With four days between outings, many starting pitchers develop side hobbies to maintain their sanity throughout the lengthy baseball season. Many play guitar and others take advantage of Netflix's extraordinary selection. Sacramento River Cats' hurler Bruce Billings has resorted to his childhood passion of drawing to pass the time.
|Billings' sketch of Sacramento teammate Sonny Gray. Many of Billings' creations can be found in the Media Gallery of Billings' Twitter account, @BrucieJr.|
"I've been drawing since I can remember," Billings said. "My dad would do construction jobs and he would have these big pieces of paper he would use for blue prints...I used to take a couple of sheets and cover the whole thing with a scene from Ninja Turtles or a Star Wars scene."
Lately, Billings has gifted social media with a slew of iPad-created caricatures of teammates within the organization, many of which the players have used as their Twitter avatars.
While the right-hander enjoys the light-hearted reactions from his teammates he gets from his comical illustrations, his love of creating art came from his family's appreciation for it.
"My mom, my sisters and my brother loved seeing me draw. I loved the way it made me feel to see them happy with what I did," Billings said.
"I just kept doing it and practicing and learning new tricks from watching cartoons or reading comics, I'd look at different styles. Now I just do it for fun. I still get that same feeling when I draw something for somebody and they really like it."
Because of his love for Star Wars as a kid, Billings said one of his favorites he's done this season was a depiction of Evan Scribner, draped in the famous Boba Fett getup. Other honorable mentions include a drawing of Michael Taylor as "The Black Power Ranger."
Billings and Taylor have been roommates for the last few seasons and the 6'5'' Taylor has been the subject of a number of his pieces.
Twitter has given Billings (@BrucieJr) an outlet to showcase his more elaborate drawings as well. Most are highly detailed and well-shaded portraits of super heroes or family members. But there's also a great depiction of a collision at home plate between a base runner and catcher with an umpire in close observation. In the background are a number of expressive fans anxiously awaiting the call. That sketch was made with graphite pencil, according to the tweet containing the picture.

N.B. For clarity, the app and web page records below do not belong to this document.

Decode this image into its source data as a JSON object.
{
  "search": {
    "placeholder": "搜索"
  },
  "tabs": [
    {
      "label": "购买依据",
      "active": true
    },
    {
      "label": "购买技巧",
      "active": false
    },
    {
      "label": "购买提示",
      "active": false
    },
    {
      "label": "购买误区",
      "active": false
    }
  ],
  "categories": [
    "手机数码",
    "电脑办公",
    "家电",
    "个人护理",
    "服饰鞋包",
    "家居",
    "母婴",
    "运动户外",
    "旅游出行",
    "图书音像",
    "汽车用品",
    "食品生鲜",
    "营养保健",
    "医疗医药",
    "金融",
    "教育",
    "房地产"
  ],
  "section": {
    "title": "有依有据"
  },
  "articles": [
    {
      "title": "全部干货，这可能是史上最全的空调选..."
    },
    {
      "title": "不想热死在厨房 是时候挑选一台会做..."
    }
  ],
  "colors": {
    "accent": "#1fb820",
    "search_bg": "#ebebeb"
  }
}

Another interesting piece is a person falling through toward a group of skyscrapers emerging from a layer of clouds. That drawing took three different types of pencils and was finished on February 26 in a Starbucks in San Francisco.
"Just when you have free time in the clubhouse," Billings said. "I like drawing when I want to keep my mind clear – give me something to focus on until we stretch or until the game starts."